Another reliable source of political fact-checking is Fact Check. Fact Check is transparent about its funding sources. It says: “Prior to fiscal 2010, we were supported entirely by three sources: funds from the APPC’s own resources (specifically an endowment created in 1993 by the Annenberg Foundation at the direction of the late Walter Annenberg, and a 1995 grant by the Annenberg Foundation to fund APPC’s Washington, D.C., base); additional funds from the Annenberg Foundation; and grants from the Flora Family Foundation. In 2010, we began accepting donations from individual members of the public for the first time, responding to many unsolicited offers of support from our subscribers. We launched our first public appeal for donations in April 2010.”
The APPC is the Annenberg Public Policy Center, which operates out of the Annenberg School for Communication at the University of Pennsylvania. Both the center and the school have excellent reputations. The APPC was established in 1993 by former ambassadors Walter and Leonore Annenberg. Its ongoing funding comes from an endowment established for it at that time by the Annenberg Foundation.

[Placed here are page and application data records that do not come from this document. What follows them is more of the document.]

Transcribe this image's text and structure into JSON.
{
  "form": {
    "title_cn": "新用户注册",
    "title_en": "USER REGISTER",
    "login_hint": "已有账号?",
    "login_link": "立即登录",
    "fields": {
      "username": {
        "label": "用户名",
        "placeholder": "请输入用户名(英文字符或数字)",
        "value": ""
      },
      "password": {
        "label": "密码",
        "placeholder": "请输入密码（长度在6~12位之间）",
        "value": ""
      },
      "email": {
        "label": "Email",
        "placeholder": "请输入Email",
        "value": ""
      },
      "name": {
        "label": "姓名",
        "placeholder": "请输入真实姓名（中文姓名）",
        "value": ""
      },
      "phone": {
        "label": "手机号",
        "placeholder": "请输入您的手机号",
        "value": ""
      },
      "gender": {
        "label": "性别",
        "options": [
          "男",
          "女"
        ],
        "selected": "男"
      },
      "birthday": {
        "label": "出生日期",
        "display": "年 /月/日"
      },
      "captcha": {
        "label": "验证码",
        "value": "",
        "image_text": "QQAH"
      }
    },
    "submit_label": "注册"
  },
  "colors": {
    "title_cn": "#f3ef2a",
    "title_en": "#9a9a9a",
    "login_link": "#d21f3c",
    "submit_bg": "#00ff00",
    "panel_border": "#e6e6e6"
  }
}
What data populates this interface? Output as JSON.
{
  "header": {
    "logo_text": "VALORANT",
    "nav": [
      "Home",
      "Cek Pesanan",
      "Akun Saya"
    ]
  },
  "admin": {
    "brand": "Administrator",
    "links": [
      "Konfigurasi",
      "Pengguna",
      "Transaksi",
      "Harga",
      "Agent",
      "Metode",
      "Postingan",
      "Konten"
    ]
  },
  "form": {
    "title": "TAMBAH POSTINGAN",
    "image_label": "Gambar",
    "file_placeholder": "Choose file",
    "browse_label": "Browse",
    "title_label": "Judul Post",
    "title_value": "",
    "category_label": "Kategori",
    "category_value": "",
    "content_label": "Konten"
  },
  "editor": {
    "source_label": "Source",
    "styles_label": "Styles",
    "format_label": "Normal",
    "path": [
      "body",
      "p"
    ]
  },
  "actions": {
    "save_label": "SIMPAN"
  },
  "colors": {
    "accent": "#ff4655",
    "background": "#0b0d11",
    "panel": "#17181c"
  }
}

Another site I often find useful is Media Bias/Fact Check. According to this outfit, “Funding for Media Bias Fact Check comes from donations and third party advertising. We use third party advertising to prevent influence and bias as we do not select the ads you see displayed. Ads are generated based on your search history, cookies and the content of the current web page you are viewing. This sometimes leads to politically biased ads as well as promotion of pseudoscience products that we do not endorse.”
I do not trust any sources online that do not name members of staff and do not divulge funding sources. That’s my rule of thumb. (I’ve noticed that a lot of organizations with the words “liberty” or “freedom” in their names are promoting libertarian ideology.) And even some corporate front groups that do provide some information about staff and funding are suspect.
Take, for example, the Center for Consumer Freedom, which it says is supported by “restaurants, food companies and thousands of individual consumers.” (Exactly who?) The Center’s executive director is Rick Berman, who is president of the Washington, DC-based public affairs firm Berman and Company. Herman and Co. says it “specializes in research, communications, and creative advertising.”
One recent campaign launched by the Center for Consumer Freedom – a.k.a. Rick Berman – was an attempt to convey the idea that plant-based meat substitutes are bad for your health. I was alerted to this campaign by an article in the health section of my local newspaper, which turned out to be a truncated version of a story that had been published by the New York Times. The Times story included information about the Center for Consumer Freedom and its backing by the meat industry. My local paper edited out that part of the story. I wrote a letter to the editor of my paper, saying, “check your sources” – my letter was published.
Here’s what SourceWatch has to say about Berman: he’s “ a former labor management attorney and restaurant industry executive who, with his firm Berman & Co., currently works as a Washington, D.C. lobbyist for the food, alcoholic beverage, tobacco industries and, more recently, other industries. Berman & Co. has lobbied for companies such as Cracker Barrel, Hooters, International House of Pancakes, Olive Garden, Outback Steakhouse, Red Lobster, Steak & Ale, TGI Friday’s, Uno’s Restaurants, and Wendy’s.
Berman has earned the nicknames “Dr. Evil,” the “Conservatives’ Weapon of Mass Destruction” and the “Astroturf Kingpin” for his repeated use of the strategy of forming dozens of non-profit front groups, attack-dog web sites, and alleged think tanks that defend his corporate clients’ interests by attacking their critics, allowing his paying clients to remain out of public view.”
So, friends, check your facts – please?
And as everyone’s saying these days – stay safe!